First, I want to thank Congresswoman Wilson for convening this forum and for her leadership on this issue. The introduction of legislation mandating a halt to these deportations is a concrete and necessary step. I’d also like to thank all the members present here today for prioritizing this necessary discussion.
On Tue., May 26, the Trump administration deported 30 Haitians. It was the eighth deportation flight to Haiti since early February. Though the U.S. has pledged to conduct preflight testing of all deportees, Immigration and Customs Enforcement (ICE) is utilizing a 15-minute rapid test that is highly unreliable. Tuesday’s flight included at least eight people who had tested positive in recent weeks, and one individual who was experiencing symptoms the night before his deportation. Even if testing were improved, the possibility of false negatives makes it impossible to confidently deport only people who do not present a potential risk to public health. The pandemic is unprecedented; the measures to reduce its spread must be as well.
Haiti is not the only country that has received deportation flights from the United States during the global pandemic. Since Mar. 13, ICE has made at least 135 deportation flights to 13 countries in Latin America and the Caribbean. Deportees have later tested positive in Guatemala, Jamaica, Mexico, Colombia, and Haiti. In Guatemala, the government has identified more than 100 COVID-19 cases among those deported.
The Trump administration’s continued deportations represent a significant public health risk for the region.
The Trump administration’s continued deportations represent a significant public health risk for the region and place a burden on already overtaxed public health systems. The Haitian government, for example, is forced to use scarce resources to quarantine recent deportees while being unable to properly quarantine its frontline medical workers. While this is a regional issue, there is no doubt that Haiti is one of the least prepared countries to deal with a COVID-19 outbreak. In recent weeks, confirmed cases have skyrocketed in Haiti, and, with one of the lowest testing rates in the world, this most likely represents just the tip of the iceberg. (…)
I think it is necessary to provide some background on U.S.-Haiti relations and place the focus on root causes of migration.
The Haiti we see today has been shaped by decades of failed aid policies.

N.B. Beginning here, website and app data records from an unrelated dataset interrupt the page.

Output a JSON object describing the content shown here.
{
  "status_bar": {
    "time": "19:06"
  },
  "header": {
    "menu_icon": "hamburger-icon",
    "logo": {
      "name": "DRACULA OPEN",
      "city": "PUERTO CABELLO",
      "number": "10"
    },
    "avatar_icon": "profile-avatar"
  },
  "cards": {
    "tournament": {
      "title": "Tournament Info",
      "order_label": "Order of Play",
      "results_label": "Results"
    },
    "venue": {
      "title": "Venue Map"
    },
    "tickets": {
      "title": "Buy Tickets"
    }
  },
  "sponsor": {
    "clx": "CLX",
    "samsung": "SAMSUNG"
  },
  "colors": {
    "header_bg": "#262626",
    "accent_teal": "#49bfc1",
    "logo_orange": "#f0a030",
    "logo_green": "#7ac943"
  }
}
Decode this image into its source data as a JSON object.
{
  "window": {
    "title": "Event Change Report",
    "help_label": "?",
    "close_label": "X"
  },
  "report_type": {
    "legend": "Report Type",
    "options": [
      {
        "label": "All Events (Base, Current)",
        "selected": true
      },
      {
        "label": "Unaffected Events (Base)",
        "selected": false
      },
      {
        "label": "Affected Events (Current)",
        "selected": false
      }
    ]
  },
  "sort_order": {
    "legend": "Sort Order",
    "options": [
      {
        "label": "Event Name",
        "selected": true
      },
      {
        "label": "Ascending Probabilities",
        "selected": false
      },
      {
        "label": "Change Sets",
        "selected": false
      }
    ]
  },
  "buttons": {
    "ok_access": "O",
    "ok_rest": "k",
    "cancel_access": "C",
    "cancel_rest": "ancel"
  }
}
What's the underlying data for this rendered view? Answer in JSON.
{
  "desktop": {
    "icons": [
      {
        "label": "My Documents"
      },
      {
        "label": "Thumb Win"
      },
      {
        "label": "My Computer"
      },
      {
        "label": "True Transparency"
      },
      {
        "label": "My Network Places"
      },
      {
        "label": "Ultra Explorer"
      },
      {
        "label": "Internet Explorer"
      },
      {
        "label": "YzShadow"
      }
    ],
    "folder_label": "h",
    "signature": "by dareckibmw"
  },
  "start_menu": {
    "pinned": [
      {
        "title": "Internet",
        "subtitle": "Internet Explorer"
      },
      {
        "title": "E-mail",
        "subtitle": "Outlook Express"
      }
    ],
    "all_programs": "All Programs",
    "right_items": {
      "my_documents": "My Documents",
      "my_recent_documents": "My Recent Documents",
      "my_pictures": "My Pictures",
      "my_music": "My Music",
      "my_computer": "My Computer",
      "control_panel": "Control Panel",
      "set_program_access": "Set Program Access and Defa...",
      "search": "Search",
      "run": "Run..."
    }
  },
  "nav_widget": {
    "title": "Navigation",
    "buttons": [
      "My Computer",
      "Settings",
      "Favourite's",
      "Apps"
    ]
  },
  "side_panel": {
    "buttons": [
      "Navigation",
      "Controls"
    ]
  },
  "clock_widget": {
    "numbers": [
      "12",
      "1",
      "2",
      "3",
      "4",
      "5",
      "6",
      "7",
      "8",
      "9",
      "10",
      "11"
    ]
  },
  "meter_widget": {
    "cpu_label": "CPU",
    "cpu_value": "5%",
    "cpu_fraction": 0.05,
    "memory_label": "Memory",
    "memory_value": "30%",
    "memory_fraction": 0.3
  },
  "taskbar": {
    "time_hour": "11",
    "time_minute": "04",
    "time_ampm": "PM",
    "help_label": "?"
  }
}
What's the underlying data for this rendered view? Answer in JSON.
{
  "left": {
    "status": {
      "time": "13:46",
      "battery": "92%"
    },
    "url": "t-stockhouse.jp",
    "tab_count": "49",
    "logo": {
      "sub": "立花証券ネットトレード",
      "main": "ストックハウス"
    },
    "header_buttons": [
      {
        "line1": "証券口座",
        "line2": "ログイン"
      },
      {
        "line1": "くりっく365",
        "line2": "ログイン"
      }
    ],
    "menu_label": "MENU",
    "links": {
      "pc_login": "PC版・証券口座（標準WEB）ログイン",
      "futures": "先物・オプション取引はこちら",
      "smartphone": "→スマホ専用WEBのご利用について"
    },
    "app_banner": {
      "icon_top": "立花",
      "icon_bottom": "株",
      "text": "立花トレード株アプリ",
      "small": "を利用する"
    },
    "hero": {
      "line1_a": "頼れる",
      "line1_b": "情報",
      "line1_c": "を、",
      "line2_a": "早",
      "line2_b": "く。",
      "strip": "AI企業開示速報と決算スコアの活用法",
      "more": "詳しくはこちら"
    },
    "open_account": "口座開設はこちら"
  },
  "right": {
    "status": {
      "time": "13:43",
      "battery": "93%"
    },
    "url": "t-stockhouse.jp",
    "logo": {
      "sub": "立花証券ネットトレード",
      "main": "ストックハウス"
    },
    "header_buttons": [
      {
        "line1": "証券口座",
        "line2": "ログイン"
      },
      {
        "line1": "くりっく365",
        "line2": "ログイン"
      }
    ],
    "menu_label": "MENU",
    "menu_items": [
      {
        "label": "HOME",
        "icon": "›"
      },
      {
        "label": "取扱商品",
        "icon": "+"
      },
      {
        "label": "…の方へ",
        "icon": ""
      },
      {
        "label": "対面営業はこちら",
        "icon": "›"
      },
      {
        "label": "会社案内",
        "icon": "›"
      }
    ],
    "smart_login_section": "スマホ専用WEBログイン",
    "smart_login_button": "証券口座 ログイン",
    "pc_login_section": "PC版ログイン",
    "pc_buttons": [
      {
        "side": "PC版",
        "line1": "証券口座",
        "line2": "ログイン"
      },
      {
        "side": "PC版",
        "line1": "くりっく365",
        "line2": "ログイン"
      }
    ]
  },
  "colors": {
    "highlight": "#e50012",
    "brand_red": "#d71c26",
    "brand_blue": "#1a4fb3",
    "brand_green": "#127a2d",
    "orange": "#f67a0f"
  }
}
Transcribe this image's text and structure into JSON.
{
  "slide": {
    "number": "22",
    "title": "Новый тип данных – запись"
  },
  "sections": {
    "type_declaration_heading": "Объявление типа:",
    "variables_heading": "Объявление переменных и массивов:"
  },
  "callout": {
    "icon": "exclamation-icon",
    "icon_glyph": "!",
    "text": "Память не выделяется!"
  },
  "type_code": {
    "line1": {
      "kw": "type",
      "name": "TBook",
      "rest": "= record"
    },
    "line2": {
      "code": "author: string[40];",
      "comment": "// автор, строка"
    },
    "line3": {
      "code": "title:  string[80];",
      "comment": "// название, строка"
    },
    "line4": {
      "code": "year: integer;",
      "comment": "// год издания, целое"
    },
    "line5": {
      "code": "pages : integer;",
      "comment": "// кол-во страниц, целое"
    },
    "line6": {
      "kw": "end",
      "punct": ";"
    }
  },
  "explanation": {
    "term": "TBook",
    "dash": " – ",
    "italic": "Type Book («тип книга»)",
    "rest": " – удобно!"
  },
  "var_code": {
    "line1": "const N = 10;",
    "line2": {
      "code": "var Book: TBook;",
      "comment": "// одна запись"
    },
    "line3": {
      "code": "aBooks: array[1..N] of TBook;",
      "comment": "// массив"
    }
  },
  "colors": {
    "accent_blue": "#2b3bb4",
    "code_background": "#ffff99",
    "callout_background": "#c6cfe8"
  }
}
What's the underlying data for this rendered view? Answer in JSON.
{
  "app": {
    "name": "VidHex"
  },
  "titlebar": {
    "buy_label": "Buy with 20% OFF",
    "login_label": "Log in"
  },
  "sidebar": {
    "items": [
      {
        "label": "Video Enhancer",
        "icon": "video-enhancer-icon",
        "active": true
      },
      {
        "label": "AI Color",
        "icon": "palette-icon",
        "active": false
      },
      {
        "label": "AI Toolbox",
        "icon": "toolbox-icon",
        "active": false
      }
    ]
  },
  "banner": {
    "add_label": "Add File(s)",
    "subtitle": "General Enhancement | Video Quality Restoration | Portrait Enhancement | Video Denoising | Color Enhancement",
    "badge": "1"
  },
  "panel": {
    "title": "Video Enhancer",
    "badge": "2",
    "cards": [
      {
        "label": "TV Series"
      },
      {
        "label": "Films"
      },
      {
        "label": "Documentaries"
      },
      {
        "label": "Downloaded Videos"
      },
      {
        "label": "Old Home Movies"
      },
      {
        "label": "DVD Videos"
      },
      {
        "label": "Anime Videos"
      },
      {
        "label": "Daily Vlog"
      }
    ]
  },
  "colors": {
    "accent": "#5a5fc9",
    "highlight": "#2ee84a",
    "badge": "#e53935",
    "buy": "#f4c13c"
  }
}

After the 2010 earthquake, the U.S. led the international community in an unprecedented humanitarian response. Despite the hard work of many members of Congress to provide needed assistance and to focus attention on Haiti, the billions in foreign aid have unfortunately borne little fruit on the ground. The time has come for a more thorough reassessment of U.S. assistance in Haiti.
Too often, foreign interests have been prioritized over Haitian interests, and too often, U.S. policy has directly undermined its stated goals — such as sending tons of food aid while voicing support for national production, or endorsing flawed elections while claiming to promote democratic development. For too long in Haiti, the U.S. has prioritized a flawed notion of short-term stability over genuine progress.
Today, we can criticize Haiti’s public health system, but we must also analyze why it is that some 60% of Haiti’s health services are provided by NGOs and private actors. The U.S. must do what it can to support Haiti’s frontline health workers today, but we also must rethink the policies that contributed to today’s situation, and which, without reform, will only perpetuate an unsustainable status quo.
Changing this deeply rooted relationship will require a sustained focus by members of Congress. In December, at another congressional hearing, my fellow panelist Dan Erikson proposed members form a congressional commission with a specific focus on Haiti. The need for such a body has only grown in subsequent months.
The immediate priorities of a Haiti commission could be twofold: 1) Putting an immediate halt to deportations to Haiti; 2) A complete reassessment of U.S. foreign assistance, including an analysis of legislative barriers to aid reform.
Supporting national agricultural production, improved infrastructure, and government transparency can no longer just be talking points, or we will find ourselves back at the same place when the next crisis comes.
Today, we can — and should — fight to stop the next deportation. But we also have to approach the issue more broadly and fundamentally rethink the U.S. relationship with Haiti. At a time of such acute health concerns, at the very least, U.S. policy in Haiti could begin with the spirit of the Hippocratic Oath: first, do no harm.
Jake Johnston is a Senior Research Associate at the Center for Economic and Policy Research (CEPR) in Washington, DC and is the lead author for CEPR’s “Haiti: Relief and Reconstruction Watch” blog, from which this post is drawn.